Task details: Each line with the string "folder" is to be copied from the records below.

Dataset records:
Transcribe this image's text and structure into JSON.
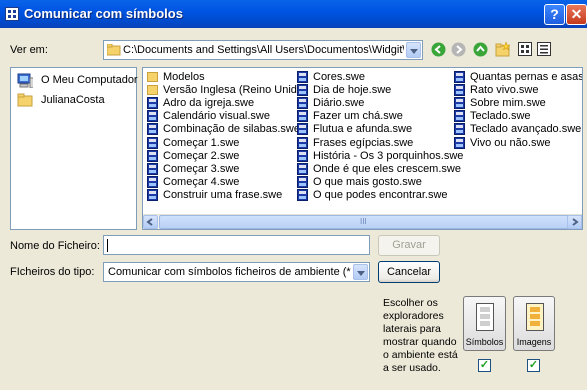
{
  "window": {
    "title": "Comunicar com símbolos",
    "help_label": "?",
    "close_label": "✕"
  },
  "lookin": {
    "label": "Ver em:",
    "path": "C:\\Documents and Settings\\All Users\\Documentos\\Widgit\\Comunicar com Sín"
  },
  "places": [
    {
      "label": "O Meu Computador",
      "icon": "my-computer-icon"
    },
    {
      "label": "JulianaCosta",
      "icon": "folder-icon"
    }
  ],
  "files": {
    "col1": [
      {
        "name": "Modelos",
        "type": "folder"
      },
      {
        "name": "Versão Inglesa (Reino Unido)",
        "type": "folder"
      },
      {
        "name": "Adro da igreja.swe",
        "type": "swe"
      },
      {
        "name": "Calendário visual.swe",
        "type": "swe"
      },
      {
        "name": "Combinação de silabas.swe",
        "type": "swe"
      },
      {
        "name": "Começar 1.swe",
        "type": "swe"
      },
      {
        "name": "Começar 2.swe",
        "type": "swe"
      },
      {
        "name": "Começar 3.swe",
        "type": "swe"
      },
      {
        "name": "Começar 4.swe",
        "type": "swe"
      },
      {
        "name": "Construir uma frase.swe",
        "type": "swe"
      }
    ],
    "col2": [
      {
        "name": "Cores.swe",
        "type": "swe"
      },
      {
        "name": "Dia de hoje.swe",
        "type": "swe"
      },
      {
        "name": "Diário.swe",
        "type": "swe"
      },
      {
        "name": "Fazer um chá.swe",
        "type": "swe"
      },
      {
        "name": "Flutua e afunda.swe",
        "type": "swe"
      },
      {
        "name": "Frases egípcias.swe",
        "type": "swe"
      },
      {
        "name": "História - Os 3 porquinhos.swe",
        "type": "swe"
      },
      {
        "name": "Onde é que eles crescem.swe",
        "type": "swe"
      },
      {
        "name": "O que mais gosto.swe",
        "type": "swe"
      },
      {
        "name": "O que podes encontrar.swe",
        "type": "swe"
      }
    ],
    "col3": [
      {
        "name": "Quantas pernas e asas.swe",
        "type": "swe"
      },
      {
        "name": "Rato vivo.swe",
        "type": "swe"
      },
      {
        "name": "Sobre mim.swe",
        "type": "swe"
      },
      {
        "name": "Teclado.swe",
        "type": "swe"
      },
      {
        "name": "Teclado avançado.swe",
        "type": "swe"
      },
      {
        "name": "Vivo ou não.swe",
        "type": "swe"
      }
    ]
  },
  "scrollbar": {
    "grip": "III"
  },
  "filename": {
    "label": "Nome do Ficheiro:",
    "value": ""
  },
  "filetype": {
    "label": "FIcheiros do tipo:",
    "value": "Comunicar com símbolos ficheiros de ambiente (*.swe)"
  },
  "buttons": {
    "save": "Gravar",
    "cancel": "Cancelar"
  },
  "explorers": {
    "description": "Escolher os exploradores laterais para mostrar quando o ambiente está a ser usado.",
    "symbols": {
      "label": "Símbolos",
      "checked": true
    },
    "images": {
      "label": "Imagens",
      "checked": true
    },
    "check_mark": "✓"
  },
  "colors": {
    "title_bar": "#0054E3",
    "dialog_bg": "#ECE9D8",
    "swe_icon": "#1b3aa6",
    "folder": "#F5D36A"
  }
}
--
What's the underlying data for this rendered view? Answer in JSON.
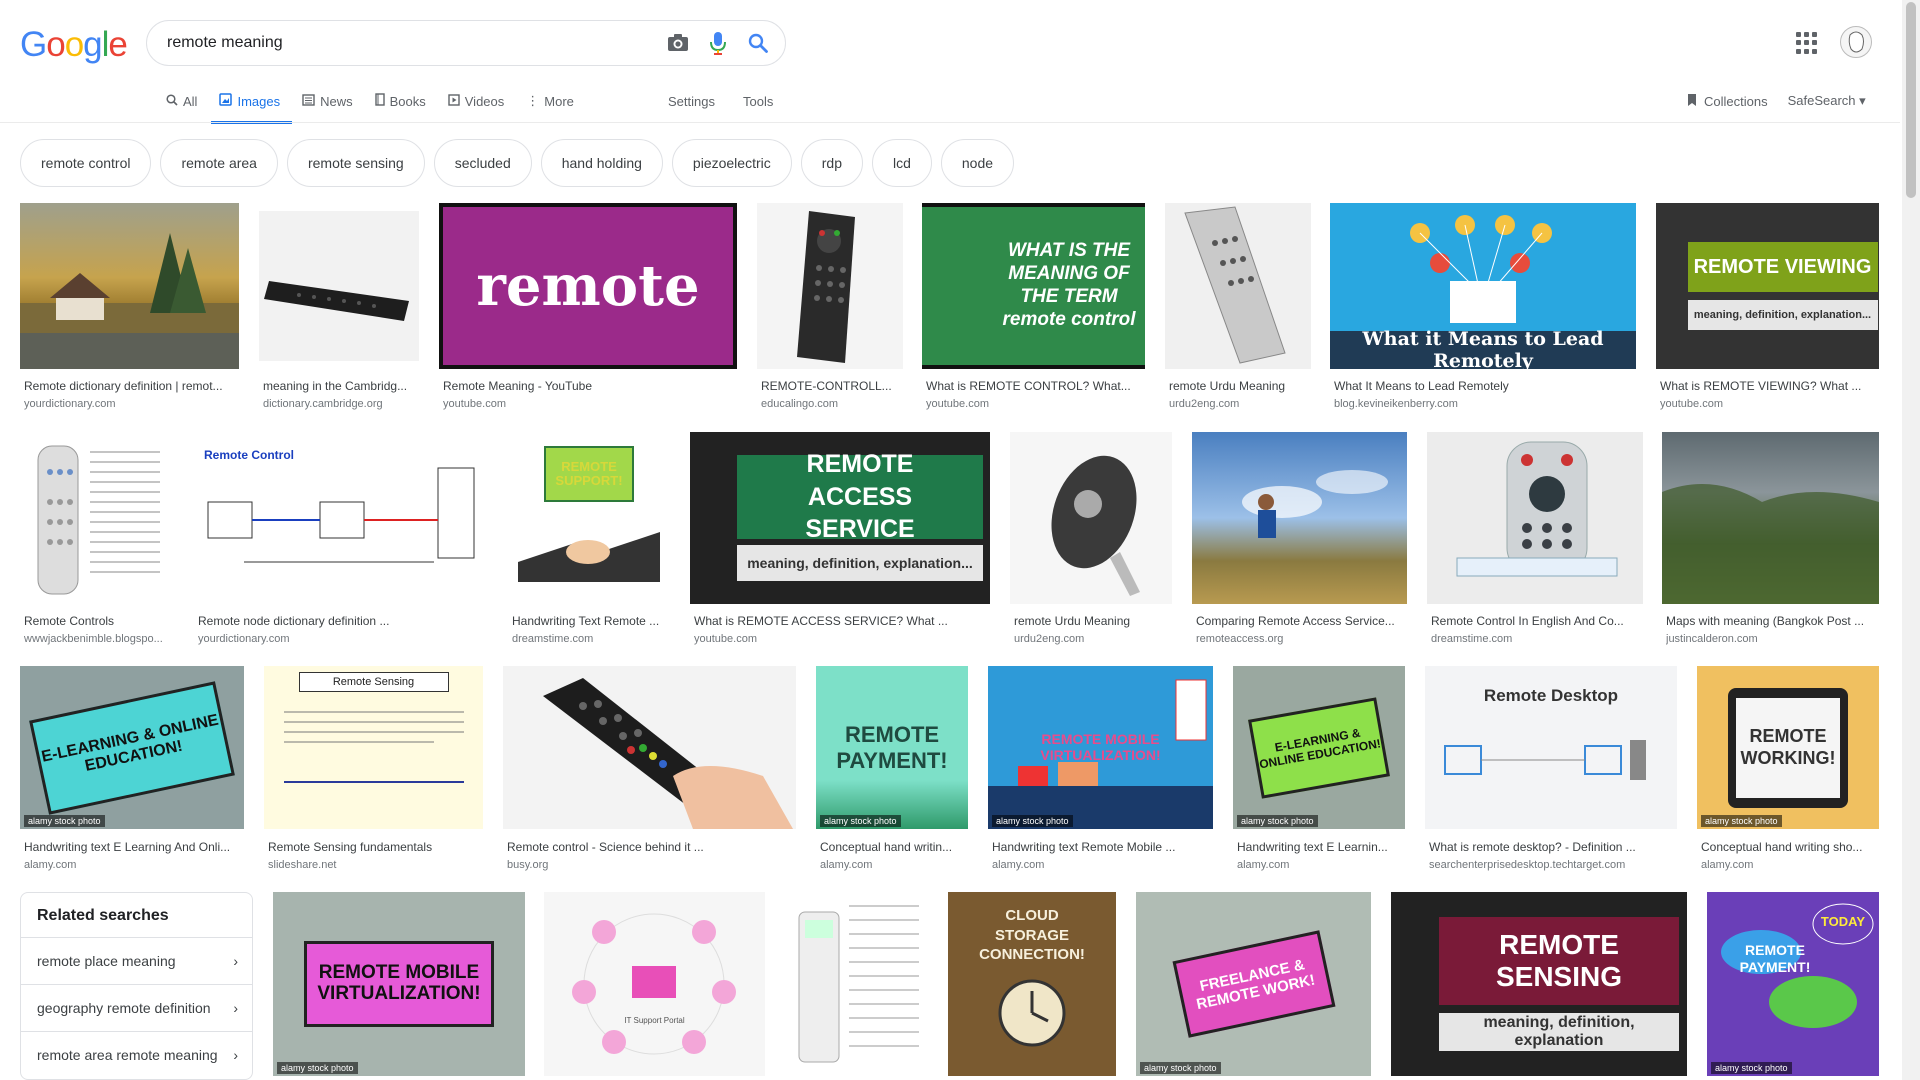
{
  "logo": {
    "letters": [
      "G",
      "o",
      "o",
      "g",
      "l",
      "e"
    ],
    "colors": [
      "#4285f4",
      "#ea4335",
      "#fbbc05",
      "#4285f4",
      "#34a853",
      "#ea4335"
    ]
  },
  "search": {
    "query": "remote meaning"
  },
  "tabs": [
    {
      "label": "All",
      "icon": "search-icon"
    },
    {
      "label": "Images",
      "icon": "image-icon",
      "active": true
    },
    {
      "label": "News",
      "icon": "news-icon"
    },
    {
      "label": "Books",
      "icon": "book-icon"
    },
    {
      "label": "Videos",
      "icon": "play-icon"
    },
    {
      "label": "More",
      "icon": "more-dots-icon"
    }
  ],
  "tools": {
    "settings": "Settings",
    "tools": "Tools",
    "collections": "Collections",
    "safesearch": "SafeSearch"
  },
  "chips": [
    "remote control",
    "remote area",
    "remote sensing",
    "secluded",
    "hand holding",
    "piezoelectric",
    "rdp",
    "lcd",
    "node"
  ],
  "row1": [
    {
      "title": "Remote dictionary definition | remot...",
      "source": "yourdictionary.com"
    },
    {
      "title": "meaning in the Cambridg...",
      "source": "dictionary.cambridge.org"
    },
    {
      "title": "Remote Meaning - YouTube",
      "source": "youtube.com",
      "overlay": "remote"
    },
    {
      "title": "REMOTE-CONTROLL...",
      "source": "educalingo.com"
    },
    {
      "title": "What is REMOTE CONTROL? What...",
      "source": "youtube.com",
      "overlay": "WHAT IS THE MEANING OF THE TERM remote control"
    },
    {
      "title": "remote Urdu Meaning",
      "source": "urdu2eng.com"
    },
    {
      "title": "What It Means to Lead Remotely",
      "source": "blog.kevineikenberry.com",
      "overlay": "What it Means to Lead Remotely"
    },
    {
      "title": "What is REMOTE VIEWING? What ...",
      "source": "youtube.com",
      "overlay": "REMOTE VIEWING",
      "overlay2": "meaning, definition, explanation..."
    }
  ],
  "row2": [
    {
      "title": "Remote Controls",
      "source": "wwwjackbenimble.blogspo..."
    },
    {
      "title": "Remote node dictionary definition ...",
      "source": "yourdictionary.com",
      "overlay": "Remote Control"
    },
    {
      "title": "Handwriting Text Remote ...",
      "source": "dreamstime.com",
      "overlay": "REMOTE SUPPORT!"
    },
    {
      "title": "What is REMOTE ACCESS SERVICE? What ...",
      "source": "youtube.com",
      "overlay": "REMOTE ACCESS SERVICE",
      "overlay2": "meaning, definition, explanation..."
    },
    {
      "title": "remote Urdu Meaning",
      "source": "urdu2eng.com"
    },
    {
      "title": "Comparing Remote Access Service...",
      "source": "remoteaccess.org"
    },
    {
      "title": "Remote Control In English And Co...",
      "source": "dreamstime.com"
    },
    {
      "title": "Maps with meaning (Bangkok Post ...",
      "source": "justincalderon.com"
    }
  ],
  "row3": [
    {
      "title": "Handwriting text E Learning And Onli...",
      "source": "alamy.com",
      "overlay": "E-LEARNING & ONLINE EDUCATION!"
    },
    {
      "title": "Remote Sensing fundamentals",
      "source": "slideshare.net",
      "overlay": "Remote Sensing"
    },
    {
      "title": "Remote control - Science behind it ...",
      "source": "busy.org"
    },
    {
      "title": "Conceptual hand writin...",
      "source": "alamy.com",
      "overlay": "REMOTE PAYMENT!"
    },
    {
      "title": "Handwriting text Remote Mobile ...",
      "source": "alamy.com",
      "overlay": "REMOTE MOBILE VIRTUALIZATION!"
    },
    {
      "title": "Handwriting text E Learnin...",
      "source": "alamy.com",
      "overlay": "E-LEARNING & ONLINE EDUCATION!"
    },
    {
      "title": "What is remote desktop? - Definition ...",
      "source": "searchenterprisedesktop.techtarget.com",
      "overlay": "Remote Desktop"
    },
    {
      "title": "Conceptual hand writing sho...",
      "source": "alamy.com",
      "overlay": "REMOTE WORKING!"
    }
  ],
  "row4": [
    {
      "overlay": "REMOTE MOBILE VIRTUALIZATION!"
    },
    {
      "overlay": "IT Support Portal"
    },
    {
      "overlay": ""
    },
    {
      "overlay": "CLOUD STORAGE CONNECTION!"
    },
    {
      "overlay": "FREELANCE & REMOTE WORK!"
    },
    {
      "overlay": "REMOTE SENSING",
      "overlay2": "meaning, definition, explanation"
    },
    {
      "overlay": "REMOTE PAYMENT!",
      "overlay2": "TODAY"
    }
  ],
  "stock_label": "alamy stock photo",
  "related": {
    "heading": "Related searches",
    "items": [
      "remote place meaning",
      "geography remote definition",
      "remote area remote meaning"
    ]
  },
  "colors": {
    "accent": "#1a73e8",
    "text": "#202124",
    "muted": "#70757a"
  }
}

Solved problem:
      "icon": "folder-icon"
        "type": "folder"
        "type": "folder"
    "folder": "#F5D36A"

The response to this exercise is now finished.